Exercise objective:
How many lines in the listing below include the word "this"? Reply with the count alone.
++++++++++
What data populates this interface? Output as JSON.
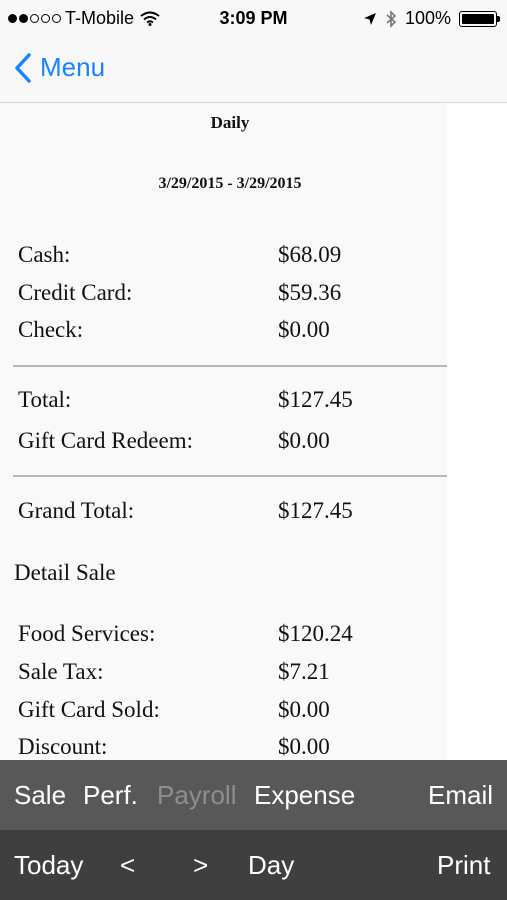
{
  "status_bar": {
    "carrier": "T-Mobile",
    "time": "3:09 PM",
    "battery": "100%"
  },
  "nav": {
    "back_label": "Menu"
  },
  "report": {
    "title": "Daily",
    "date_range": "3/29/2015 - 3/29/2015",
    "payments": [
      {
        "label": "Cash:",
        "value": "$68.09"
      },
      {
        "label": "Credit Card:",
        "value": "$59.36"
      },
      {
        "label": "Check:",
        "value": "$0.00"
      }
    ],
    "totals": [
      {
        "label": "Total:",
        "value": "$127.45"
      },
      {
        "label": "Gift Card Redeem:",
        "value": "$0.00"
      }
    ],
    "grand_total": {
      "label": "Grand Total:",
      "value": "$127.45"
    },
    "detail_heading": "Detail Sale",
    "details": [
      {
        "label": "Food Services:",
        "value": "$120.24"
      },
      {
        "label": "Sale Tax:",
        "value": "$7.21"
      },
      {
        "label": "Gift Card Sold:",
        "value": "$0.00"
      },
      {
        "label": "Discount:",
        "value": "$0.00"
      }
    ]
  },
  "toolbar": {
    "sale": "Sale",
    "perf": "Perf.",
    "payroll": "Payroll",
    "expense": "Expense",
    "email": "Email",
    "today": "Today",
    "prev": "<",
    "next": ">",
    "period": "Day",
    "print": "Print"
  },
  "colors": {
    "accent": "#1a82fb",
    "toolbar_top": "#585858",
    "toolbar_bottom": "#3f3f3f"
  }
}
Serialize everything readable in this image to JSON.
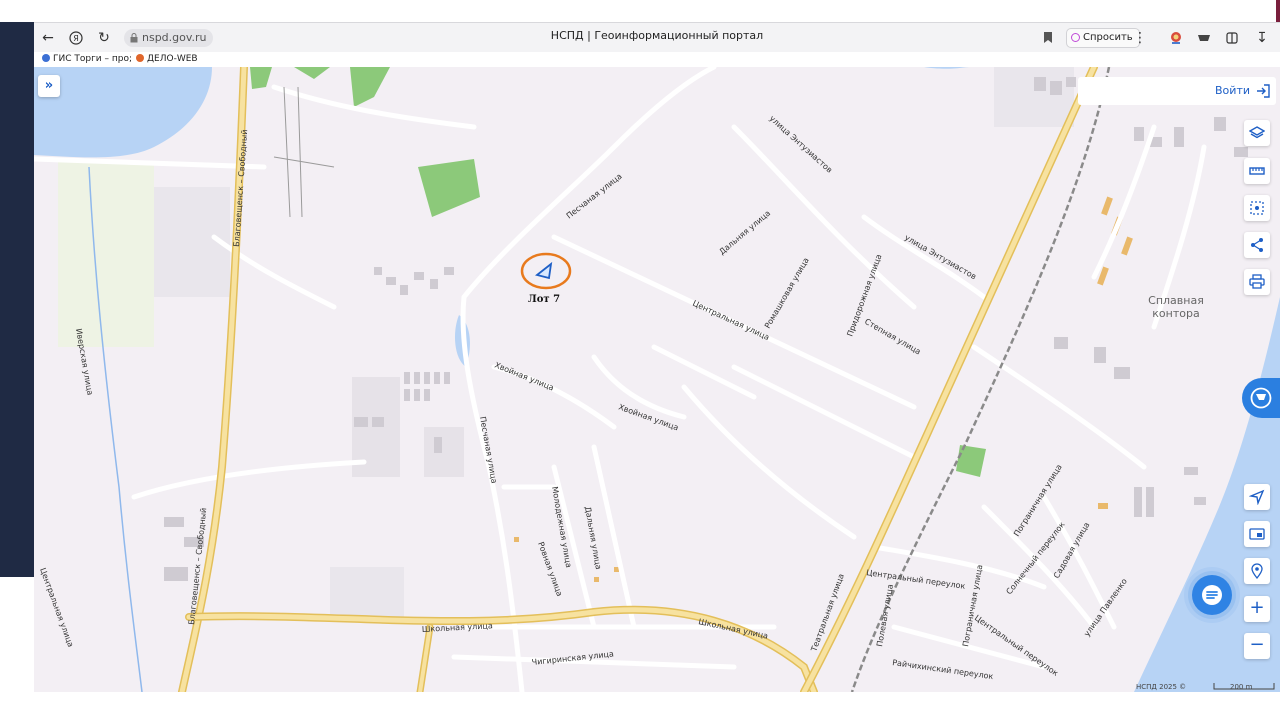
{
  "browser": {
    "url": "nspd.gov.ru",
    "title": "НСПД | Геоинформационный портал",
    "ask_button": "Спросить",
    "bookmarks": [
      {
        "label": "ГИС Торги – про;",
        "icon": "gis-icon"
      },
      {
        "label": "ДЕЛО-WEB",
        "icon": "delo-icon"
      }
    ]
  },
  "map": {
    "login_label": "Войти",
    "marker_label": "Лот 7",
    "place_labels": [
      "Сплавная",
      "контора"
    ],
    "streets": {
      "pesch_top": "Песчаная улица",
      "pesch_left": "Песчаная улица",
      "entuziastov_1": "улица Энтузиастов",
      "entuziastov_2": "улица Энтузиастов",
      "dalnyaya_1": "Дальняя улица",
      "dalnyaya_2": "Дальняя улица",
      "romashkovaya": "Ромашковая улица",
      "pridorozhnaya": "Придорожная улица",
      "stepnaya": "Степная улица",
      "centralnaya": "Центральная улица",
      "khvoinaya_1": "Хвойная улица",
      "khvoinaya_2": "Хвойная улица",
      "molodezhnaya": "Молодежная улица",
      "rovnaya": "Ровная улица",
      "shkolnaya_1": "Школьная улица",
      "shkolnaya_2": "Школьная улица",
      "chigirinskaya": "Чигиринская улица",
      "teatralnaya": "Театральная улица",
      "blag_svob_1": "Благовещенск – Свободный",
      "blag_svob_2": "Благовещенск – Свободный",
      "iverskaya": "Иверская улица",
      "centralnaya_west": "Центральная улица",
      "centralny_per_1": "Центральный переулок",
      "centralny_per_2": "Центральный переулок",
      "polevaya": "Полевая улица",
      "pogranichnaya_1": "Пограничная улица",
      "pogranichnaya_2": "Пограничная улица",
      "solnechny": "Солнечный переулок",
      "sadovaya": "Садовая улица",
      "pavlenko": "улица Павленко",
      "raichikhinsky": "Райчихинский переулок"
    },
    "copyright": "НСПД 2025 ©",
    "scale": "200 m"
  },
  "colors": {
    "map_bg": "#f3eff4",
    "water": "#b7d3f5",
    "road_major": "#f2d98a",
    "road_major_edge": "#e3bf5a",
    "green": "#8cc97a",
    "building": "#cfcbd2",
    "accent": "#1e5fc6",
    "marker_ring": "#e87a1d"
  }
}
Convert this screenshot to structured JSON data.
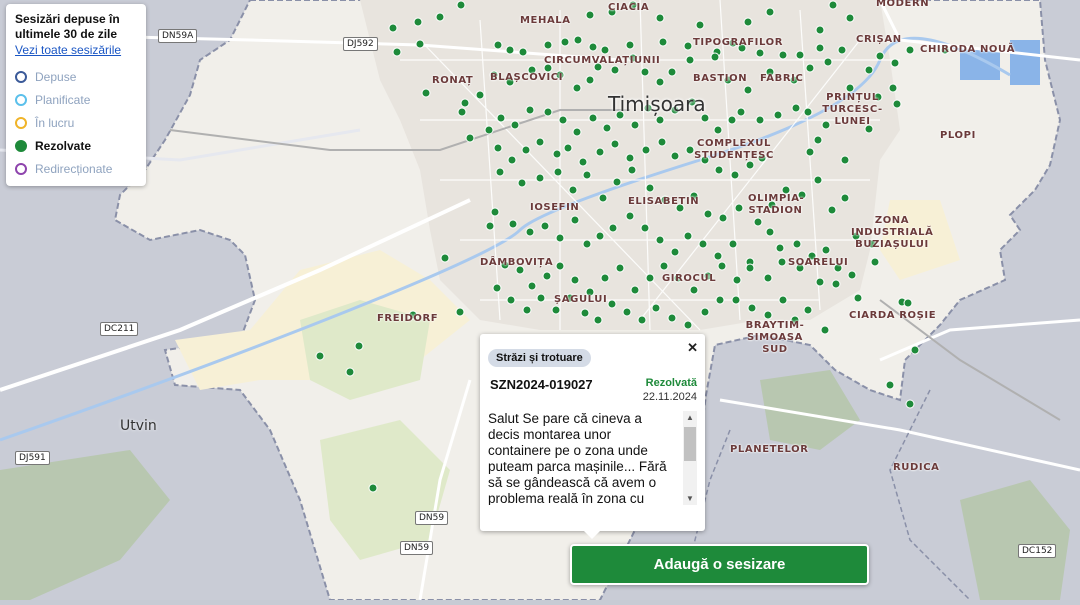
{
  "legend": {
    "title": "Sesizări depuse în ultimele 30 de zile",
    "link": "Vezi toate sesizările",
    "items": [
      {
        "label": "Depuse",
        "color": "#3b5a99",
        "active": false
      },
      {
        "label": "Planificate",
        "color": "#5bc0eb",
        "active": false
      },
      {
        "label": "În lucru",
        "color": "#f0b429",
        "active": false
      },
      {
        "label": "Rezolvate",
        "color": "#1e8a3a",
        "active": true
      },
      {
        "label": "Redirecționate",
        "color": "#8e44ad",
        "active": false
      }
    ]
  },
  "map": {
    "city": "Timișoara",
    "town": "Utvin",
    "districts": [
      "MEHALA",
      "RONAȚ",
      "BLAȘCOVICI",
      "CIRCUMVALAȚIUNII",
      "TIPOGRAFILOR",
      "BASTION",
      "FABRIC",
      "PRINȚUL TURCESC-LUNEI",
      "CRIȘAN",
      "PLOPI",
      "COMPLEXUL STUDENȚESC",
      "IOSEFIN",
      "ELISABETIN",
      "OLIMPIA-STADION",
      "ZONA INDUSTRIALĂ BUZIAȘULUI",
      "DÂMBOVIȚA",
      "GIROCUL",
      "SOARELUI",
      "ȘAGULUI",
      "FREIDORF",
      "BRAYTIM-SIMOASA SUD",
      "CIARDA ROȘIE",
      "PLANETELOR",
      "RUDICA",
      "MODERN",
      "CHIRODA NOUĂ",
      "CIACIA"
    ],
    "roads": [
      "DN59A",
      "DJ592",
      "DC211",
      "DJ591",
      "DN59",
      "DN59",
      "DC152"
    ]
  },
  "popup": {
    "category": "Străzi și trotuare",
    "id": "SZN2024-019027",
    "status": "Rezolvată",
    "date": "22.11.2024",
    "description": "Salut Se pare că cineva a decis montarea unor containere pe o zona unde puteam parca mașinile... Fără să se gândească că avem o problema reală în zona cu locurile de parcare. O cu un soluție trebuie găsită."
  },
  "add_button": "Adaugă o sesizare",
  "marker_color": "#1e8a3a"
}
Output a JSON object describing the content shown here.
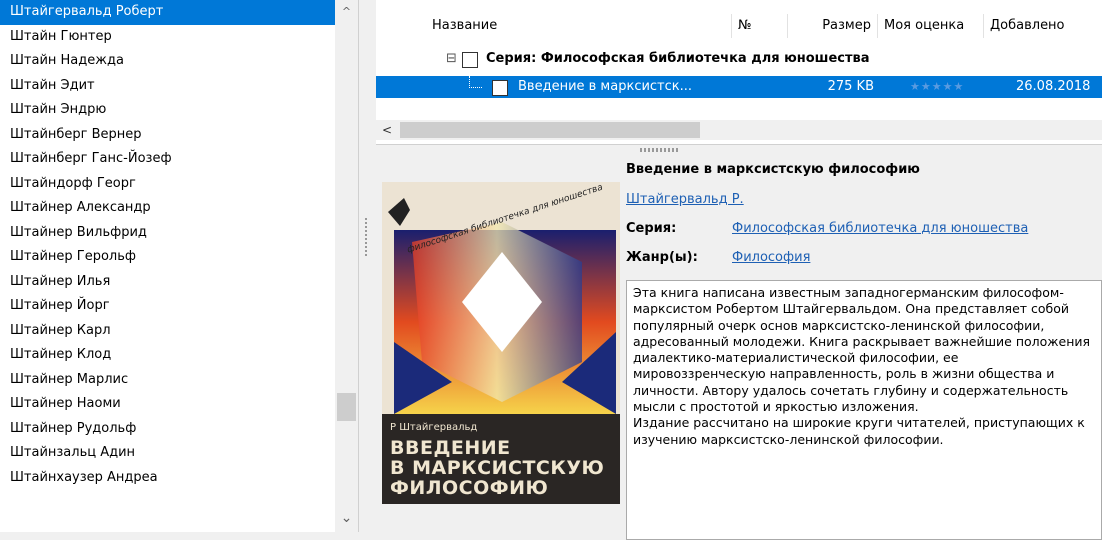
{
  "authors": {
    "items": [
      "Штайгервальд Роберт",
      "Штайн Гюнтер",
      "Штайн Надежда",
      "Штайн Эдит",
      "Штайн Эндрю",
      "Штайнберг Вернер",
      "Штайнберг Ганс-Йозеф",
      "Штайндорф Георг",
      "Штайнер Александр",
      "Штайнер Вильфрид",
      "Штайнер Герольф",
      "Штайнер Илья",
      "Штайнер Йорг",
      "Штайнер Карл",
      "Штайнер Клод",
      "Штайнер Марлис",
      "Штайнер Наоми",
      "Штайнер Рудольф",
      "Штайнзальц Адин",
      "Штайнхаузер Андреа"
    ],
    "selected_index": 0,
    "scroll_up_glyph": "^",
    "scroll_down_glyph": "⌄"
  },
  "table": {
    "columns": [
      "Название",
      "№",
      "Размер",
      "Моя оценка",
      "Добавлено"
    ],
    "series_label": "Серия: Философская библиотечка для юношества",
    "expander_glyph": "⊟",
    "book": {
      "title": "Введение в марксистск...",
      "size": "275 KB",
      "rating_stars": "★★★★★",
      "added": "26.08.2018"
    },
    "scroll_left_glyph": "<"
  },
  "details": {
    "title": "Введение в марксистскую философию",
    "author_link": "Штайгервальд Р.",
    "series_label": "Серия:",
    "series_value": "Философская библиотечка для юношества",
    "genre_label": "Жанр(ы):",
    "genre_value": "Философия",
    "description": "Эта книга написана известным западногерманским философом-марксистом Робертом Штайгервальдом. Она представляет собой популярный очерк основ марксистско-ленинской философии, адресованный молодежи. Книга раскрывает важнейшие положения диалектико-материалистической философии, ее мировоззренческую направленность, роль в жизни общества и личности. Автору удалось сочетать глубину и содержательность мысли с простотой и яркостью изложения.\nИздание рассчитано на широкие круги читателей, приступающих к изучению марксистско-ленинской философии."
  },
  "cover": {
    "series_text": "философская библиотечка для юношества",
    "author_text": "Р Штайгервальд",
    "title_lines": [
      "ВВЕДЕНИЕ",
      "В МАРКСИСТСКУЮ",
      "ФИЛОСОФИЮ"
    ]
  },
  "colors": {
    "selection": "#0078d7",
    "link": "#1e60b4"
  }
}
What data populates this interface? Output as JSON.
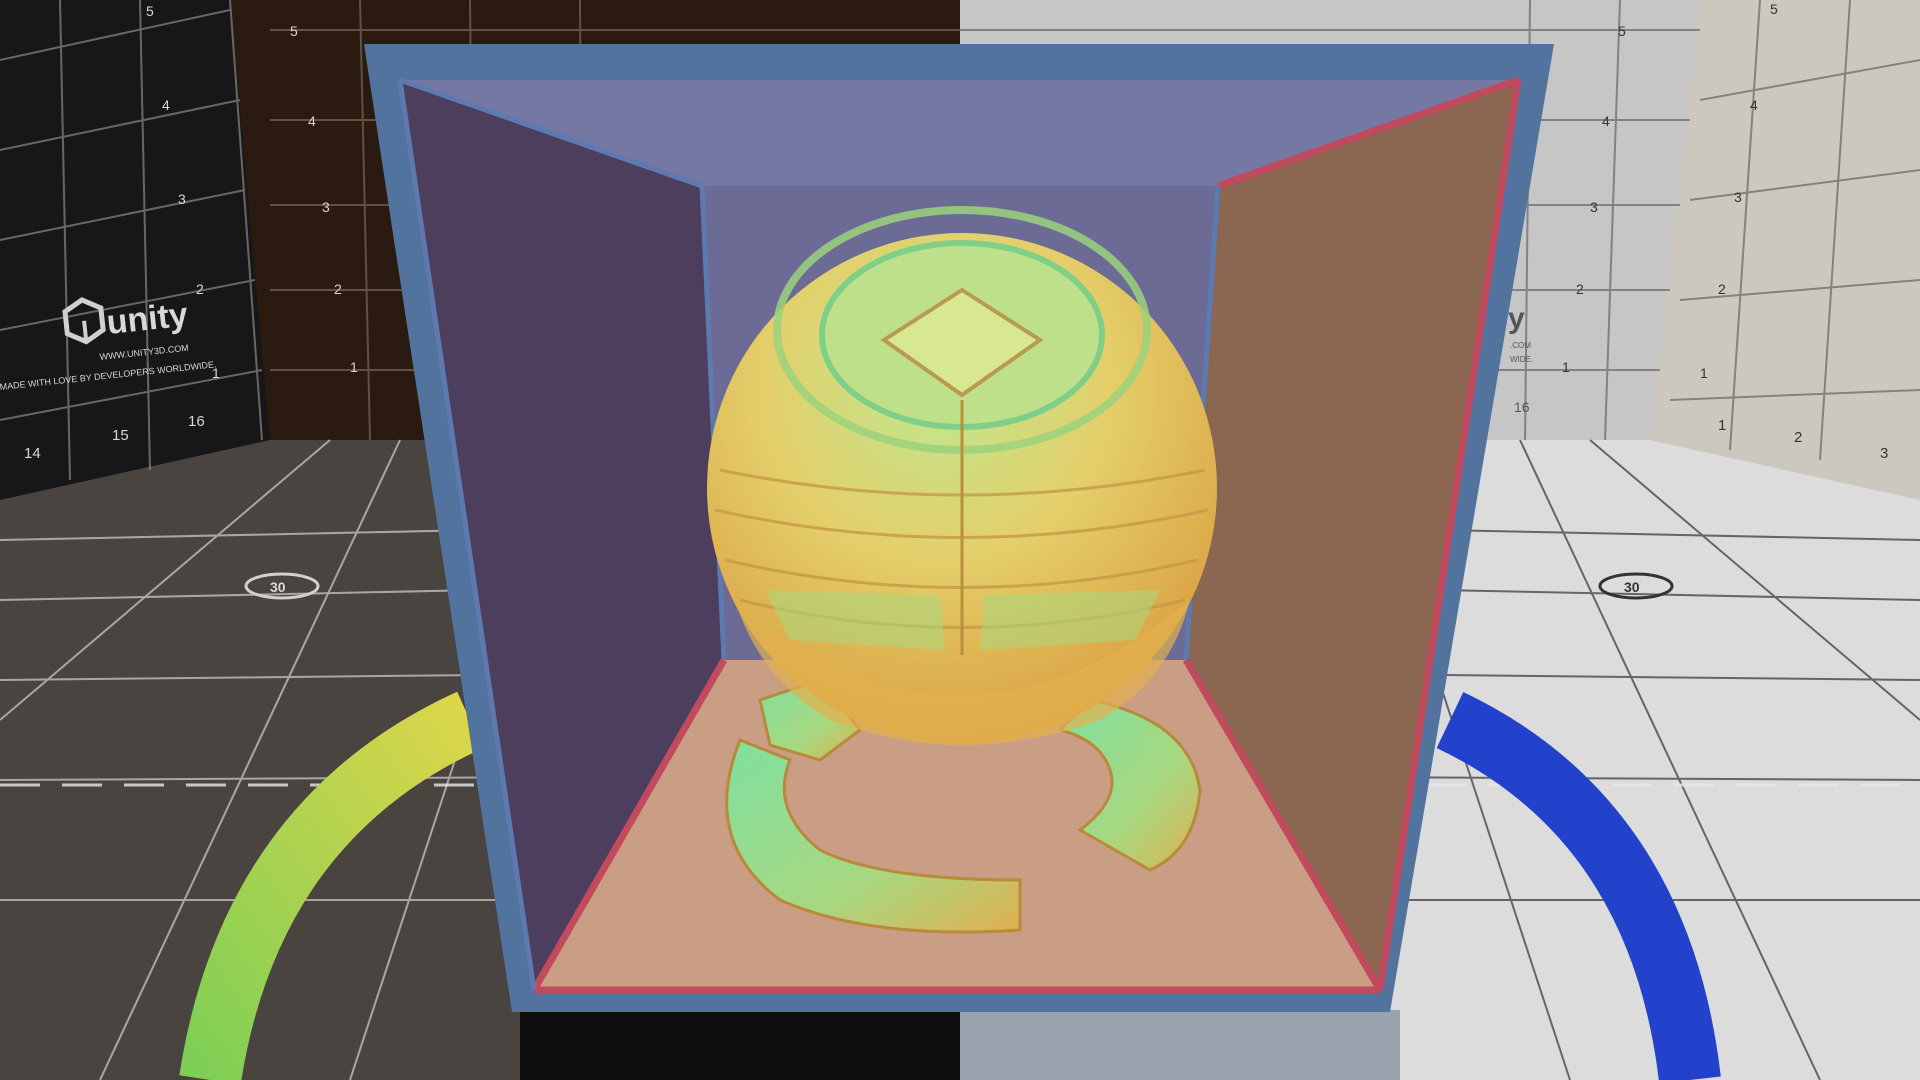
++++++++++
Response:
4